" If it (Bird Flu) was presented in the United States today, unfortunately you could be talking about a mortality rate of 58%!" stated Gail McCurdy Regional Communicable Disease Specialist from the Adair County Health Department located in Kirksville.
By Kevin Fox
" If it (Bird Flu) was presented in the United States today, unfortunately you could be talking about a mortality rate of 58%!" stated Gail McCurdy Regional Communicable Disease Specialist from the Adair County Health Department located in Kirksville. McCurdy along with Ron Stewart Regional Emergency Preparedness Planner made that comment as a part of a presentation given to the Clark County Local Emergency Planning Committee at the groups regular bi-monthly meeting on Wednesday, May 16. The picture that the pair of experts presented was not a good one if the unthinkable would happen and the Bird Flu would appear in the United States. Ron Stewart stated, "And what might be even more difficult is the fact that it would be so wide spread, that more than likely we here in rural Missouri would be left on our own with the greatest care given to the population centers such as St. Louis. Of course this is all based on "What if" and it’s certainly something that we hope does not happen but it’s important to have a plan in place should a worse case scenario take place.
McCurdy also presented these alarming figures: The disease hits those primarily under 40 years of age ( 89%). Most people start with the normal flu symptoms of fever and evidence of pneumonia, and the anti-virals need to be initiated within 48 hours of onset. It is also very conceivable that should the bird flu hit this area you need to have a plan if your patients are refused care at area hospitals because of over crowding.
A discussion was held concerning possible treatment centers if area hospitals could not take our residents. Among locations given would be local schools, the C.A.R.E. Building and even Roller-Rena and perhaps the nursing home. It’s also critical to keep exposure to a minimum every effort must be made to prevent that from occurring, so if a flu pandemic occurred, administration officials along with guidance from the local health department would close the schools until it would be appropriate and safe to reopen them.
There was also discussion surrounding maintaining a continuity of critical infrastructure during this time. This would include the business continuity, as people will continue to need food and other life dependent items. It’s important to maintain these operations. The distribution of antiviral vaccine plan was also spoken of and how that process would need to occur as well as the role of FEMA in providing shelter, bulk distribution of relief supplies, food and emergency basic first aid.

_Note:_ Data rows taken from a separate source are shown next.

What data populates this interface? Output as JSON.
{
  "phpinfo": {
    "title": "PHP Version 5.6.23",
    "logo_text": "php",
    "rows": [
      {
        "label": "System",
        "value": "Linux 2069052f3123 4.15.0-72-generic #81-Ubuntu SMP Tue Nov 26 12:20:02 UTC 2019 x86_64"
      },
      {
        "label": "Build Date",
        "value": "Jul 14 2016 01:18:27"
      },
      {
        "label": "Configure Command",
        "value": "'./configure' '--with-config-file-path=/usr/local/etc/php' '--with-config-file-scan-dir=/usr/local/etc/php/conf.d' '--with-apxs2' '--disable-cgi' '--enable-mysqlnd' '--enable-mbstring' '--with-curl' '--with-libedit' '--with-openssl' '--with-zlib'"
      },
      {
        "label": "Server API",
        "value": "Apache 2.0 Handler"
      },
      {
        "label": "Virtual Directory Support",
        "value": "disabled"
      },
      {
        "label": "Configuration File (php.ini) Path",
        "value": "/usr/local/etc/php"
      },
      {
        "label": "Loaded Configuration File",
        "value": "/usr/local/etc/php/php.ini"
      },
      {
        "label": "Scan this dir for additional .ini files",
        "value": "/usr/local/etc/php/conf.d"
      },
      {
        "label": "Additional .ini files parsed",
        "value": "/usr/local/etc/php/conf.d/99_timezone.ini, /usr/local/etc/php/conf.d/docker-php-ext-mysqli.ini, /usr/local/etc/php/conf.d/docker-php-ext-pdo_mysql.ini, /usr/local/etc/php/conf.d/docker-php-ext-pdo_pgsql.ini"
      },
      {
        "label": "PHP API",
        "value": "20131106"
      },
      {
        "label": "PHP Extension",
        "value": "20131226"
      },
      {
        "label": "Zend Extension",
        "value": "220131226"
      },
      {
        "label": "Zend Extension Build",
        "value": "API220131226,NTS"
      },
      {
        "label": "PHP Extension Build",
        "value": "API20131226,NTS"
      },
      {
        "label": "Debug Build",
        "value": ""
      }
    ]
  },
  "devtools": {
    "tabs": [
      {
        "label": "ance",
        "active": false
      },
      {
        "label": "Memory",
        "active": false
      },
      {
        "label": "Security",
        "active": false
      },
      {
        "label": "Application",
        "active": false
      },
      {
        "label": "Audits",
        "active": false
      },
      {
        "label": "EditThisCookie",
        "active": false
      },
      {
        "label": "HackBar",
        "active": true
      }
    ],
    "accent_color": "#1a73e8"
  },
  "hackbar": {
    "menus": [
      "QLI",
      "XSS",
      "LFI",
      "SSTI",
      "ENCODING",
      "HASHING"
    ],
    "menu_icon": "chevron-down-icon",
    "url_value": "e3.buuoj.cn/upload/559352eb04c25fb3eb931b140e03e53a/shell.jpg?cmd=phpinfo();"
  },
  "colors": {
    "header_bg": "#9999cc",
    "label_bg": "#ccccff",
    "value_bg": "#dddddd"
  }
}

It must be remembered that the plans and figures that were presented were on a "What If" basis and given so that emergency personal would be aware of their role in dealing with this crisis in the event it should ever occur. Stewart and McCurdy made their presentations at the request of Evelena Sutterfield R.N Administrator of the Clark County Health Department.
Following the presentation, the Clark County LEPC (Local Emergency Planning Committee) conducted its regular business with approval given of the March 15 minutes. A treasurer’s report was given which reflected an ending balance as of May 16, 2007 of $11,512.51. Disbursements for May totaled $96.66, and were for expenses in putting on the mock disaster training on April 21.
LEPC Chairman Chuck Jenkins stated that he felt the mock
disaster on April 21 had gone very well and praised the efforts of the Incident Commander Mickey Davis the Revere Fire Chief. "There were areas where some valuable lessons were learned which is the reason for the mock disaster. If mistakes, and I don’t really want to call them mistakes, are made a training exercise is when they should occur instead of during an actual disaster or incident. Other members added comments concerning their experiences at the drill. It was asked if the exercise could be held either earlier or later in the year when less of the members might be in the field planting. It will be looked at for future training next spring with the weather being one of the determining factors. It was also discussed how the LEPC Emergency Response Trailer might be better used at future training exercises. The next mock disaster will be October 6th and will involve the railroad.
It was reported that there would be a presentation by the Pipeline Association of Missouri at the Clark County Senior Center in Kahoka on Wednesday May 23. It will begin with a dinner from 5:30 p.m. to 6:30 p.m. and the meeting lasting until 8:30 p.m.
A committee has been set up to purchase high visibility safety vest that will be used to identify incident commanders and other key personnel. Vest will be purchased for those overseeing key responders to an incident, such as medical, fire, and police.
A search is continuing to find absorbent to replace that used at a fuel spill earlier this year. Those responding were less than impressed by the material used and are looking for an absorbent that would work better.
Jesse Rye of Revere reported that he needed members to inform him when they would be able to attend future NIMs (National Incident Management) certification. A minimum of 15 members needs to be present for the training.